Health & Fitness

Clean your ears correctly

A basset hound puppy will routinely fall over its floppy ears. But as it gets older and bigger and starts tracking, those ears are an asset. They act like side brooms, sweeping up scents along the ground. That’s why bassets, along with their cousins bloodhounds and coonhounds, are such champion sniffers. One problem, though: Because the dog’s ears are so close to the ground, they need to be cleaned at least once a week, but never using a cotton swab or any other pointy object. Soft cloths and soapy water will do.

Tip of the day? Treat your kids’ ears like a hound dog’s – and teach the kids how to treat their own ears, too. According to Ohio State University researchers, every day an average of 34 children under 18 are treated in U.S. hospital emergency departments for ear injuries related to the use of cotton-tipped swabs. Around 77 percent occur when a child (not their parent) is wielding the cotton-tipped applicator.

The most common injuries are pushing ear wax farther into the ear so that it becomes impacted and damages the ear drum, which can cause hearing loss. True, occasionally ear wax does become too much of a good thing, making it hard to hear or feeling uncomfortable. Then you need to see your doc to get it safely flushed out.

Ward off stroke, fight dementia

From 1902 to 1912, shortstop Joe Tinker, second baseman Johnny Evers and first baseman Frank Chance were a double-play dream team, anchoring the infield while the Chicago Cubs won four National League pennants and two World Series championships.

Now medical science has discovered a new type of double play: If you work to strike out strokes, you also can knock out dementia.
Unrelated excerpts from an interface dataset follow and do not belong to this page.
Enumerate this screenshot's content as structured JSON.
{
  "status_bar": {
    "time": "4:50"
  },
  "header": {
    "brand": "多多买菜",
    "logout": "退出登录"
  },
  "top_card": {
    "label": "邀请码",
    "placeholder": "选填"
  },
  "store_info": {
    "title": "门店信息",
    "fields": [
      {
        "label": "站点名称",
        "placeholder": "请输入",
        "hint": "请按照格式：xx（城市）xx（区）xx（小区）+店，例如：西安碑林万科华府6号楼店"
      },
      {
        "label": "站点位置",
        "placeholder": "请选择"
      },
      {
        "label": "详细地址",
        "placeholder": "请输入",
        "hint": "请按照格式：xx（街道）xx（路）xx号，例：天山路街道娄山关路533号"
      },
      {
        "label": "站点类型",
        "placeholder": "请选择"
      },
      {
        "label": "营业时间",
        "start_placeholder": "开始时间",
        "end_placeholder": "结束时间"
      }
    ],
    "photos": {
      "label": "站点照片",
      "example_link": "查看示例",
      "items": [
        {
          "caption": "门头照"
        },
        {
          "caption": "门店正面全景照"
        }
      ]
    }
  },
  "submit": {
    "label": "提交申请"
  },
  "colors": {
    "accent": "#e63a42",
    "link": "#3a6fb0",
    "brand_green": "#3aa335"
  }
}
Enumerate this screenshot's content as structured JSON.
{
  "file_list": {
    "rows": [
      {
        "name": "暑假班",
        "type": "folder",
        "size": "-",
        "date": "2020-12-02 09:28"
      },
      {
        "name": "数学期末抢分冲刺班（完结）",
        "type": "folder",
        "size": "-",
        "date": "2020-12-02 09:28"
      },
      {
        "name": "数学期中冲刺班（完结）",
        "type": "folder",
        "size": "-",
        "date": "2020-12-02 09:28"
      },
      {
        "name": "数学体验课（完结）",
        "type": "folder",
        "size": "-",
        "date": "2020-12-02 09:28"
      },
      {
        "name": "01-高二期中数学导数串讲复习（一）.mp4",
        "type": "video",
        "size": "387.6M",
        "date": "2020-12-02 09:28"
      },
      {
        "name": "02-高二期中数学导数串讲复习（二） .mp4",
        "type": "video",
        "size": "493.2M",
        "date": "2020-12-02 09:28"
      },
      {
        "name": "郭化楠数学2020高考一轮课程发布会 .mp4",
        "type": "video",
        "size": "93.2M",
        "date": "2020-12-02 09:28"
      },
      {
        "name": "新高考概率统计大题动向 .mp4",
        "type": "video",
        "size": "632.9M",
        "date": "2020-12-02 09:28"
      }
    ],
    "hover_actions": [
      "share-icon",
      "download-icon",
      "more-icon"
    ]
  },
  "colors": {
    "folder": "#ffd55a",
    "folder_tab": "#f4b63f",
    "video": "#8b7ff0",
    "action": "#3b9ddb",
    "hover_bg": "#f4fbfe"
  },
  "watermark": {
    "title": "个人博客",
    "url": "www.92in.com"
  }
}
In 2000, Ontario, Canada, put a stroke prevention program into play. A new study shows that between 2002 and 2012, stroke rates in Ontario went down for folks over 80 an amazing 38 percent. The researchers also observed that there was a 15 percent decline in dementia rates in people over 80. That suggests the steps people took to lower their risk of stroke probably helped stave off some types of dementia. Or having a stroke puts you at higher risk of dementia – so fewer strokes means less dementia.

Either way, make your double play and get stroke and dementia off your home plate.
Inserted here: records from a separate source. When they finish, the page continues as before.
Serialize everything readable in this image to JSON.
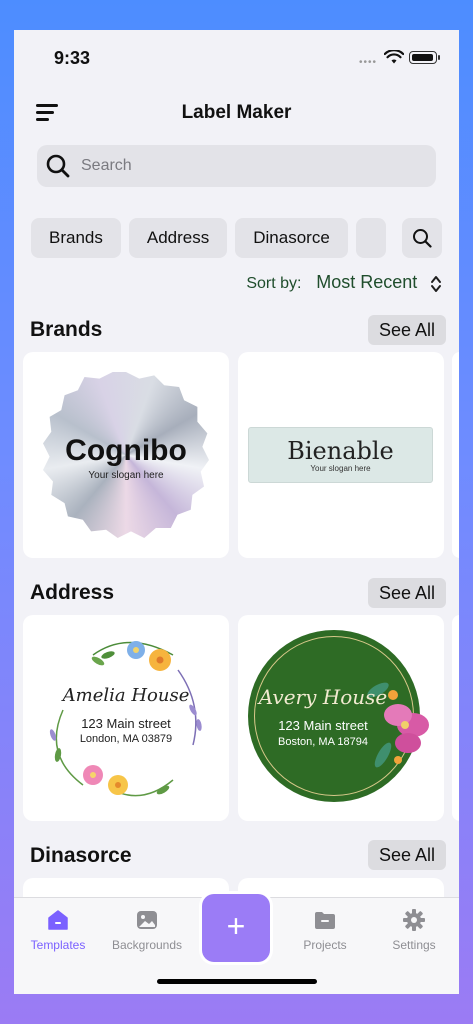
{
  "status_bar": {
    "time": "9:33"
  },
  "header": {
    "title": "Label Maker"
  },
  "search": {
    "placeholder": "Search"
  },
  "chips": [
    "Brands",
    "Address",
    "Dinasorce"
  ],
  "sort": {
    "label": "Sort by:",
    "value": "Most Recent"
  },
  "see_all": "See All",
  "sections": {
    "brands": {
      "title": "Brands",
      "cards": [
        {
          "name": "Cognibo",
          "slogan": "Your slogan here"
        },
        {
          "name": "Bienable",
          "slogan": "Your slogan here"
        }
      ]
    },
    "address": {
      "title": "Address",
      "cards": [
        {
          "name": "Amelia House",
          "street": "123 Main street",
          "city": "London, MA 03879"
        },
        {
          "name": "Avery House",
          "street": "123 Main street",
          "city": "Boston, MA 18794"
        }
      ]
    },
    "dinasorce": {
      "title": "Dinasorce"
    }
  },
  "tabbar": {
    "items": [
      "Templates",
      "Backgrounds",
      "Projects",
      "Settings"
    ],
    "add_symbol": "+"
  },
  "colors": {
    "accent": "#7b61ff",
    "fab": "#9b7cf6",
    "sort_text": "#1f4d2c",
    "address_green": "#2e6b25"
  },
  "icons": [
    "menu-icon",
    "search-icon",
    "chevron-up-down-icon",
    "home-icon",
    "image-icon",
    "plus-icon",
    "folder-icon",
    "gear-icon",
    "wifi-icon",
    "battery-icon"
  ]
}
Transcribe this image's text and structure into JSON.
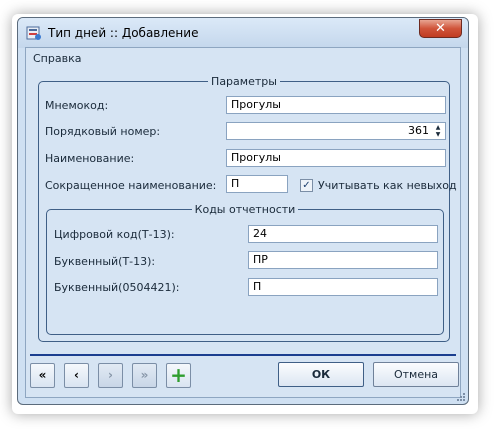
{
  "window": {
    "title": "Тип дней :: Добавление",
    "close_glyph": "✕"
  },
  "menu": {
    "help": "Справка"
  },
  "params": {
    "legend": "Параметры",
    "mnemocode_label": "Мнемокод:",
    "mnemocode_value": "Прогулы",
    "order_label": "Порядковый номер:",
    "order_value": "361",
    "name_label": "Наименование:",
    "name_value": "Прогулы",
    "short_label": "Сокращенное наименование:",
    "short_value": "П",
    "count_as_dayoff_label": "Учитывать как невыход",
    "count_as_dayoff_checked": true
  },
  "codes": {
    "legend": "Коды отчетности",
    "digital_label": "Цифровой код(Т-13):",
    "digital_value": "24",
    "letter_t13_label": "Буквенный(Т-13):",
    "letter_t13_value": "ПР",
    "letter_0504421_label": "Буквенный(0504421):",
    "letter_0504421_value": "П"
  },
  "nav": {
    "first": "«",
    "prev": "‹",
    "next": "›",
    "last": "»",
    "add": "+"
  },
  "buttons": {
    "ok": "ОК",
    "cancel": "Отмена"
  },
  "colors": {
    "add_icon": "#2f9e2f",
    "separator": "#1b3e8f"
  }
}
▪ Stick with a diet rich in produce, olive oil and nuts, whole grains and lean proteins.

▪ Eliminate inflammation-triggering added sugars and syrups – and artificially sweetened beverages and foods, also associated with increased risk of ischemic stroke and dementia.

▪ Keep blood pressure at less than 120 over 80; high blood pressure damages your circulatory system. It’s the No. 1 cause of strokes.

▪ Don’t smoke. Smoking also damages your circulatory system.

▪ Shoot for at least 150 minutes of exercise weekly to lower lousy LDL cholesterol and blood pressure.

Exercise and Alzheimer’s

New research is showing that there are several things you can do in middle age (we’ll call that 50) to minimize developing one of the biggest hallmarks of Alzheimer’s – those sticky amyloid tangles.

Researchers recently published a 24-year study of 322 men and women in JAMA that found that having just one of the following risk factors for cardiovascular disease – smoking, obesity, Type 2 diabetes, high blood pressure or high LDL cholesterol levels – doubles your chances of developing amyloid clumps. Two or more risk factors tripled the risk. So how do you buck those odds?

According to a new study in the British Journal of Sports Medicine, it’s summed up in one word: exercise. A combination of aerobic (10,000 steps a day – with interval intensity) and weight training is the most effective way to protect cognitive function if you’re 50 or older. A 45-minute session five times a week produces the best results. So if you want to bowl over your odds of developing dementia, you can opt for increased gym time or outdoor walking.

Beware pain-alcohol trap

In an episode in Season 2 of “Friends,” Rachel has been trying to suppress her feelings for Ross but hits a breaking point when she finds out that he and his new girlfriend are getting a cat. She treats her mental pain by getting drunk on a date with another man, eventually leaving Ross a message telling him she’s over him (which clearly doesn’t prove her point).

This is just one of the many scenes in which one of the friends self-medicates with booze to numb emotional pain, and that’s never a smart move. But a nip does seem to work somewhat when it comes to easing physical aches and pains. An analysis published in The Journal of Pain looked at 18 different studies on alcohol and pain and concluded that a blood alcohol content of 0.08 (the legal limit for driving) resulted in a slightly higher pain threshold and a “moderate to large reduction in pain intensity.”

That may explain why so many folks with chronic pain end up with alcohol dependency problems. One study found that as many as 25 percent of people experiencing pain self-medicate with alcohol.

If you have been self-medicating to ease chronic aches and pains, talk to your doctor about finding a solution that improves your health. Excess alcohol puts you at risk for everything from liver problems and some cancers to heart woes and balance problems. There are better and more effective ways to ease pain, including physical therapy, cognitive behavioral therapy, medications and surgery.

Mehmet Oz is host of “The Dr. Oz Show” and Mike Roizen is chief wellness officer and chairman of the Wellness Institute at Cleveland Clinic.